New Publication Presents an Innovative Internet-based Social Work Intervention to Create Solace and Hope during COVID-19

October 17, 2020

What happens during a strict lockdown of a megacity of 22 million residents for two months? Isolation, anxiety, fear, and depression for many. But thanks to an innovative Internet-based social work intervention, some also found solace and hope.

In a new publication, Professor Qin Gao and her collaborators that include three front-line social work practitioners present how families from across Beijing benefited from social-emotional support and community building through an indoor micro-gardening project facilitated by social workers online. The article is published with open access in International Social Work, a scholarly peer-reviewed journal designed to extend knowledge and promote communication in the fields of social development, social welfare, and human services.

The article featured an Internet-based intervention named “Garden on the Balcony” aiming to not only alleviate anxieties and discomfort within urban households but also strengthen family resilience and cohesion through an interactive, mutual support online community. The intervention was provided by a grassroots social work agency, the Beijing Zhong Qing Social Work Development Center. Three social workers from the agency - Zhen Cheng, Ji Zhang, and Yang Wu - are coauthors of the article.
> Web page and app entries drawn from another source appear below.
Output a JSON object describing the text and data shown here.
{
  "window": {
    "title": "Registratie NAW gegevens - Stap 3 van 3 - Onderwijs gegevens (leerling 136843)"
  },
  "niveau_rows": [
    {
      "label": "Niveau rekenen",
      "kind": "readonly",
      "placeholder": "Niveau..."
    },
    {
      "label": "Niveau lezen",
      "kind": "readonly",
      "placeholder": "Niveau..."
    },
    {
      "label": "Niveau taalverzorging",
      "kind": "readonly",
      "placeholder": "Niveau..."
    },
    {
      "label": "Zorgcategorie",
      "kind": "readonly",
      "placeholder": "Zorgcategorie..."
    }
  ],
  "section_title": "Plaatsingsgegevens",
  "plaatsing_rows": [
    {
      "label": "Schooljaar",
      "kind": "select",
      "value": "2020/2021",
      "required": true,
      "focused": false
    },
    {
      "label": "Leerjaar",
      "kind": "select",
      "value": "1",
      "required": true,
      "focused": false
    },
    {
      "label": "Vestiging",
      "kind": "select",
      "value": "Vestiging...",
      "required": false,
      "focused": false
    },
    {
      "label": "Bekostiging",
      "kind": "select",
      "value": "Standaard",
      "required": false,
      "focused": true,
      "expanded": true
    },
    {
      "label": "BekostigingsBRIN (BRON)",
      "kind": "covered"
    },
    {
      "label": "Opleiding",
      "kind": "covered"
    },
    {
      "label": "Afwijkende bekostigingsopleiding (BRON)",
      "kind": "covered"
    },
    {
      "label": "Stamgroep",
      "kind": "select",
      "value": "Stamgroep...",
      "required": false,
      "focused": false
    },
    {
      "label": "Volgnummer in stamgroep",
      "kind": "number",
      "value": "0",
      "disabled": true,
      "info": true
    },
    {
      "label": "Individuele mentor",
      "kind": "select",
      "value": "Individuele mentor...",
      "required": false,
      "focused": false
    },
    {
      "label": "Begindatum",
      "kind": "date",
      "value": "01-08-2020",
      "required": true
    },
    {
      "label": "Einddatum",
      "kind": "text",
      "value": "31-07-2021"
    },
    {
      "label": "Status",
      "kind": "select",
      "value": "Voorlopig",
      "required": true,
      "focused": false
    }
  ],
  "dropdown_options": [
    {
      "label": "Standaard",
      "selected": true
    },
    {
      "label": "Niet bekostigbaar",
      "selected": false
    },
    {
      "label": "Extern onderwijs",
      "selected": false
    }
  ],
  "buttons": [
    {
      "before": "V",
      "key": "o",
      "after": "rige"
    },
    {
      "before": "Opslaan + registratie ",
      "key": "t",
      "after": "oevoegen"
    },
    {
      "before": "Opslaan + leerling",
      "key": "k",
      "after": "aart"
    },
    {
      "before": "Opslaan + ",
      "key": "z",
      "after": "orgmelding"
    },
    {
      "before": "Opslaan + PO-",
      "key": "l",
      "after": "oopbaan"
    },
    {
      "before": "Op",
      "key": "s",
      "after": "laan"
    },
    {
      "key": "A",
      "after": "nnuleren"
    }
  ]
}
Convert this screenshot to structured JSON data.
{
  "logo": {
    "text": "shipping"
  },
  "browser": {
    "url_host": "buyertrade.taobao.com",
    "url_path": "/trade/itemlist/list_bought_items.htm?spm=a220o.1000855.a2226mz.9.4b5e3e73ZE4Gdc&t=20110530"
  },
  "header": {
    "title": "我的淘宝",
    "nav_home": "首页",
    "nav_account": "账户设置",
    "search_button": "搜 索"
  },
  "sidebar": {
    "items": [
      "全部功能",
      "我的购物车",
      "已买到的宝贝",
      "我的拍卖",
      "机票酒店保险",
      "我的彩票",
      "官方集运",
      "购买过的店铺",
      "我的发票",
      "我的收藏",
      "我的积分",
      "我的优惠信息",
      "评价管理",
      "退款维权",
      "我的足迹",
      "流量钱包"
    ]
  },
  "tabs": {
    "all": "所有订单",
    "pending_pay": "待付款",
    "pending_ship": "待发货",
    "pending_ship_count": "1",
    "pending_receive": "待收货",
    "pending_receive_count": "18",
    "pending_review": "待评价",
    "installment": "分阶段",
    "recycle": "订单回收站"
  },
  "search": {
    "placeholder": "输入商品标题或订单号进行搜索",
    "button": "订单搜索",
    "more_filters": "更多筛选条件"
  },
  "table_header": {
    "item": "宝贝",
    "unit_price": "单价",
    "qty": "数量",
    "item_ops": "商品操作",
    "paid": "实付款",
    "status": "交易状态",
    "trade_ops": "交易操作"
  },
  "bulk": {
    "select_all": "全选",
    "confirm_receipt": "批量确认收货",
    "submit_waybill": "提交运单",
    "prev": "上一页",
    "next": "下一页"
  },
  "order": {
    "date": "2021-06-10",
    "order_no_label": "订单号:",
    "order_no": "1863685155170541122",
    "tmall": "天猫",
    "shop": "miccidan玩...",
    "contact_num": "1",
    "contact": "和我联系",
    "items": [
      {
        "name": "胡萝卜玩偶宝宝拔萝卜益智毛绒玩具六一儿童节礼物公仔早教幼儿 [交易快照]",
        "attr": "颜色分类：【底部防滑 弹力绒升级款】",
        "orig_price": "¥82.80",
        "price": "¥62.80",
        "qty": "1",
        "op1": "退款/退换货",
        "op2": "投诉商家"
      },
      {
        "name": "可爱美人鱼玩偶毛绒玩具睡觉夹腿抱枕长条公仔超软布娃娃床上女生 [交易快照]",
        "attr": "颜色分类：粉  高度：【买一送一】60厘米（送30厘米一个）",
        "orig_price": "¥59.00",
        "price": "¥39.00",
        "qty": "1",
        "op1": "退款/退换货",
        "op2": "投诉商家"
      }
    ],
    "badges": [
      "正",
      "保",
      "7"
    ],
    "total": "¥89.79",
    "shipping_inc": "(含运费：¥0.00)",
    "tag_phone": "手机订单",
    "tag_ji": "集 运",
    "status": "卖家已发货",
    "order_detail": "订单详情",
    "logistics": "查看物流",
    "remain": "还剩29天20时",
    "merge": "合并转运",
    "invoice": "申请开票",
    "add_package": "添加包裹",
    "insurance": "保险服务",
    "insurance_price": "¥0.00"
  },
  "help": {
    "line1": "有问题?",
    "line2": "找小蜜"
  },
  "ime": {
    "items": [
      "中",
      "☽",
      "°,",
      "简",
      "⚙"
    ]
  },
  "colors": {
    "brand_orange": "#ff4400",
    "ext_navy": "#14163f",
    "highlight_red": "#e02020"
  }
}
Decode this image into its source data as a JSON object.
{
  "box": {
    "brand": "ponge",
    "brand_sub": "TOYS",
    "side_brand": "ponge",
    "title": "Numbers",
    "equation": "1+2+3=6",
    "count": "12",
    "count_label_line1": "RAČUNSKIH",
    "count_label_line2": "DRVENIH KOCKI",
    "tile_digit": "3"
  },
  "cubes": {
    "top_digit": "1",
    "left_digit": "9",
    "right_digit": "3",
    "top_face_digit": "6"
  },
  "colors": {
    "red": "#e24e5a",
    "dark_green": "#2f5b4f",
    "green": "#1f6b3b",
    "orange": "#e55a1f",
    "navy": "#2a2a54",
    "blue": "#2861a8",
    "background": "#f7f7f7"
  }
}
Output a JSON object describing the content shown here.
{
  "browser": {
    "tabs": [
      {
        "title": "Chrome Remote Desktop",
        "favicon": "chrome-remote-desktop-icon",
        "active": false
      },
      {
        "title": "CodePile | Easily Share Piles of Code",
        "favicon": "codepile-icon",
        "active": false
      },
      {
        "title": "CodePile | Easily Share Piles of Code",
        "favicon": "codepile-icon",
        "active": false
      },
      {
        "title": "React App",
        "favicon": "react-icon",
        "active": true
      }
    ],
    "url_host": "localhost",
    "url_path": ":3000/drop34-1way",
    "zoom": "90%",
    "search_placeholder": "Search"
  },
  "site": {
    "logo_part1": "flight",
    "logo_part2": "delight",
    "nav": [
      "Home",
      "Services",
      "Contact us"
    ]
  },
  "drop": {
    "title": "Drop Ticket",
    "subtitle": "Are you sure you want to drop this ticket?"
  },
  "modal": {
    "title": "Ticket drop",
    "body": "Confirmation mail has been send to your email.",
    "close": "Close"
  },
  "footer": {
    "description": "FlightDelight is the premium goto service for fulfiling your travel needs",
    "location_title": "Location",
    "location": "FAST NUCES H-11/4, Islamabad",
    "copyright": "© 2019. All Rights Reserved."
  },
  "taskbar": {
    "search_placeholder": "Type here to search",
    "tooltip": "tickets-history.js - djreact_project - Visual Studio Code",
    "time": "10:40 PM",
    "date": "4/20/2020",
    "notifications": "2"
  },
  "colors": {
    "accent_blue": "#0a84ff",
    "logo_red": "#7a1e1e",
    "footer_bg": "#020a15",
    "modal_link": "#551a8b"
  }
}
The lead author, Yixuan Wang, is an assistant professor at China Youth University of Political Studies.

Drawing from this intervention, the authors highlighted several lessons for social workers around the globe to address challenges created by COVID-19. In particular, the authors wrote that “as COVID-19 continues to restrict in-person interactions and traditional social activities, this type of online social-emotional support and community building should become a major social work method for crisis intervention and service provision.”

Read the article "Creating solace and hope during COVID-19: An innovative Internet-based social work intervention"

Columbia Affiliations
China Center for Social Policy